The Sevilleta Wildlife Refuge and Ladron Mountains of westcentral New Mexico were selected for a floristic inventory and analysis because of a lack of previous study in this unique area. A key and annotated checklist of the vascular flora of the study area were compiled. The 1140 taxa representing this floristically diverse area were documented by either (i) specimens in the University of New Mexico Herbarium or (ii) specimens collected during 1975 and 1976. Twelve floristic communities are recognized. These are based upon descriptive field notes, species lists from collection sites, and photographs taken during collection trips. The communities are the Rio Grande floodplain, Rio Salado sand-dune, grassland riparian, montane riparian, desert grassland, grassland wash and arroyo, desert shrubland, interior chaparral, montane canyon, evergreen woodland, forest, and rock-shield and talus-slope. Community integrity and floristic affinity analyses are based on three types of data for each community: (i) the affinities and composition of the dominant taxa, (ii) taxa that appear to be restricted to individual communities, and (iii) taxa that end their geographic distribution within the study area. The community integrity analysis reveals a striking difference between the communities associated with the Rio Grande valley and those associated with the Ladron Mountains. Approximately 17% of the total species of the desert grassland and adjacent communities are restricted to these communities, while the communities associated with the Ladron Mountains have nearly 25% of the flora restricted to these communities. The desert grassland community shares a greater number of species with the adjacent communities than does any other community, while the montane riparian community shares the least number of species with the adjacent communities. The desert grassland and interior chaparral communities contain the greatest number of taxa with southern affinities ending their distribution on the refuge, and the evergreen woodland community contains the greatest number of species endemic to central New Mexico. The floristic affinity analysis indicates that the total flora of the study area has a strong affinity with the flora of southern New Mexico. However, the montane riparian community seems to have a greater affinity to the Rocky Mountain influence, while both the rock-shield and talus-slope community and the forest community seem to have strong affinities with the Mogollon influence of southwestern New Mexico. This analysis has also shown that the study area is located at the convergence of a number of the major floristic influences within New Mexico and the plants of the study area may be undergoing rapid species evolution.

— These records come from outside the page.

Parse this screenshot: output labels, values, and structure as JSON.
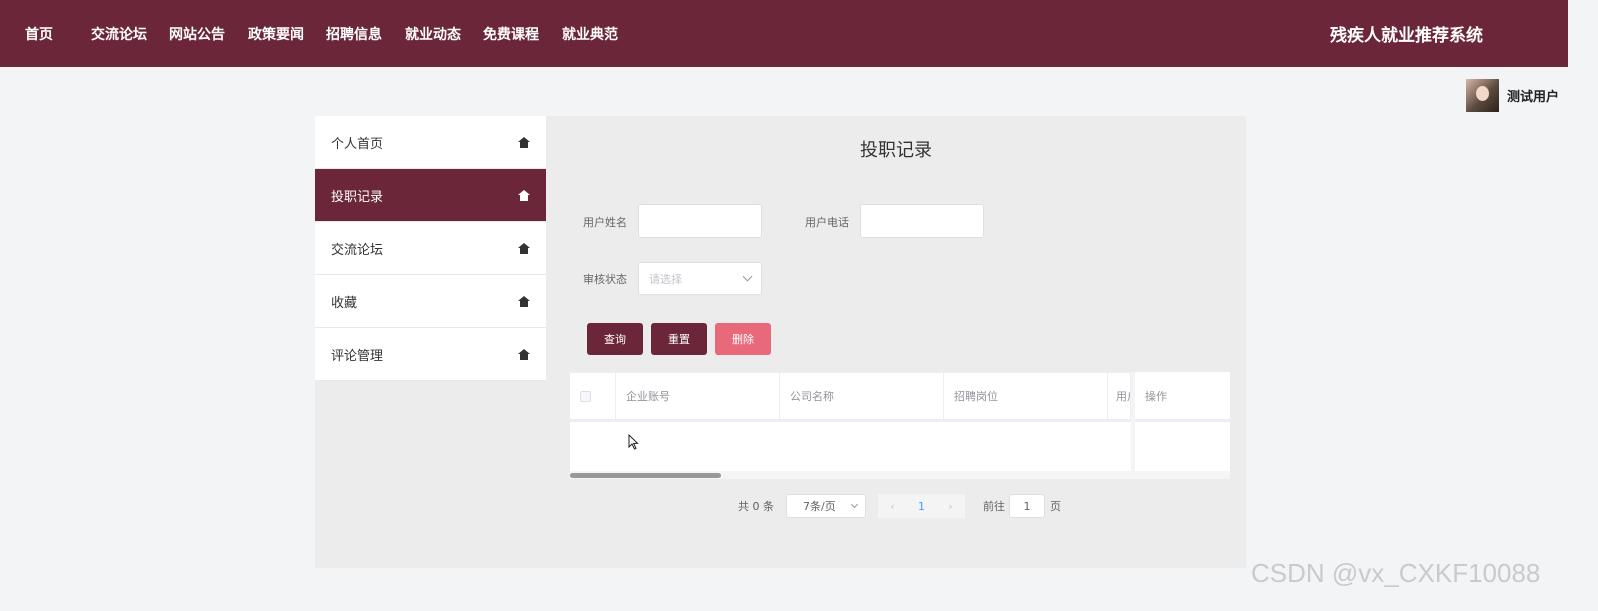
{
  "nav": {
    "items": [
      {
        "label": "首页"
      },
      {
        "label": "交流论坛"
      },
      {
        "label": "网站公告"
      },
      {
        "label": "政策要闻"
      },
      {
        "label": "招聘信息"
      },
      {
        "label": "就业动态"
      },
      {
        "label": "免费课程"
      },
      {
        "label": "就业典范"
      }
    ],
    "site_title": "残疾人就业推荐系统"
  },
  "user": {
    "name": "测试用户",
    "avatar_icon": "avatar-photo"
  },
  "sidebar": {
    "items": [
      {
        "label": "个人首页",
        "icon": "home-icon",
        "active": false
      },
      {
        "label": "投职记录",
        "icon": "home-icon",
        "active": true
      },
      {
        "label": "交流论坛",
        "icon": "home-icon",
        "active": false
      },
      {
        "label": "收藏",
        "icon": "home-icon",
        "active": false
      },
      {
        "label": "评论管理",
        "icon": "home-icon",
        "active": false
      }
    ]
  },
  "main": {
    "title": "投职记录",
    "search": {
      "user_name_label": "用户姓名",
      "user_name_value": "",
      "user_phone_label": "用户电话",
      "user_phone_value": "",
      "status_label": "审核状态",
      "status_placeholder": "请选择"
    },
    "buttons": {
      "query": "查询",
      "reset": "重置",
      "delete": "删除"
    },
    "table": {
      "columns": [
        "企业账号",
        "公司名称",
        "招聘岗位",
        "用户",
        "操作"
      ],
      "rows": []
    },
    "pagination": {
      "total_text": "共 0 条",
      "page_size": "7条/页",
      "prev": "‹",
      "current_page": "1",
      "next": "›",
      "jump_label": "前往",
      "jump_value": "1",
      "page_unit": "页"
    }
  },
  "colors": {
    "brand": "#6b2739",
    "danger": "#e8697a",
    "link": "#409eff"
  },
  "watermark": "CSDN @vx_CXKF10088"
}
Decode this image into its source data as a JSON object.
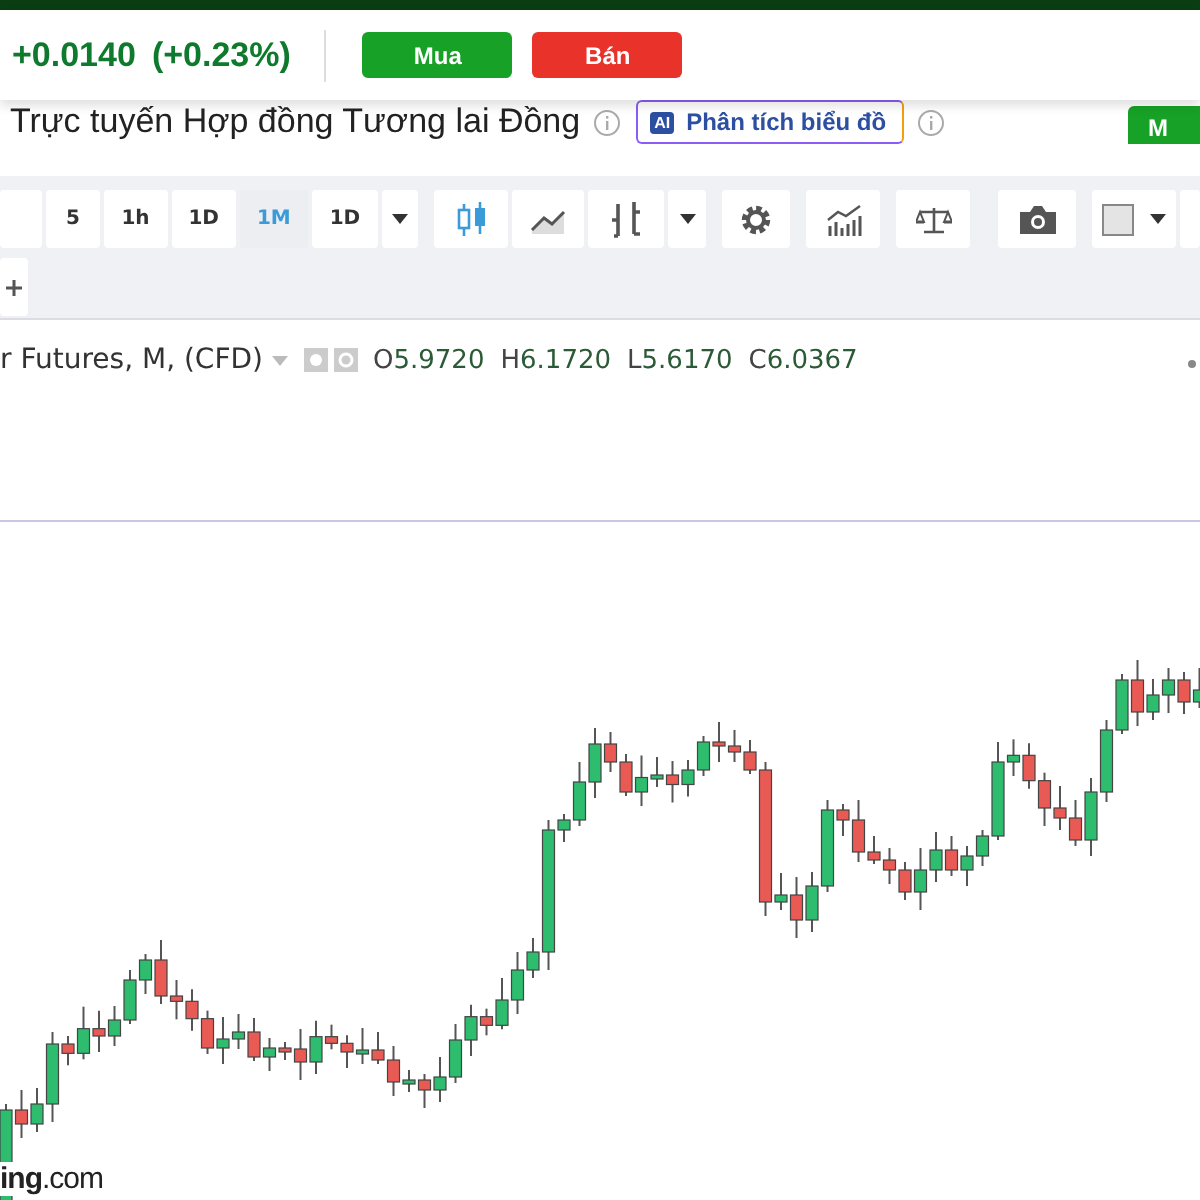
{
  "top_bar": {
    "change": "+0.0140",
    "change_percent": "(+0.23%)",
    "buttons": [
      {
        "label": "Mua",
        "kind": "buy"
      },
      {
        "label": "Bán",
        "kind": "sell"
      }
    ]
  },
  "title_row": {
    "title": "Trực tuyến Hợp đồng Tương lai Đồng",
    "ai_button": {
      "badge": "AI",
      "label": "Phân tích biểu đồ"
    },
    "side_button": "M"
  },
  "toolbar": {
    "timeframes": [
      {
        "label": "5",
        "selected": false
      },
      {
        "label": "1h",
        "selected": false
      },
      {
        "label": "1D",
        "selected": false
      },
      {
        "label": "1M",
        "selected": true
      },
      {
        "label": "1D",
        "selected": false
      }
    ],
    "chart_types": [
      {
        "kind": "candles",
        "selected": true
      },
      {
        "kind": "line",
        "selected": false
      },
      {
        "kind": "bars",
        "selected": false
      }
    ]
  },
  "legend": {
    "symbol": "r Futures, M, (CFD)",
    "values": [
      {
        "key": "O",
        "value": "5.9720"
      },
      {
        "key": "H",
        "value": "6.1720"
      },
      {
        "key": "L",
        "value": "5.6170"
      },
      {
        "key": "C",
        "value": "6.0367"
      }
    ]
  },
  "chart": {
    "logo": "**ing**.com"
  }
}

Document Type


Degree Name


Level of Degree


Department Name

UNM Biology Department

First Committee Member (Chair)

William Clarence Martin

Second Committee Member

William George Degenhardt

Third Committee Member

Clarence Clayton Hoff

Included in

Biology Commons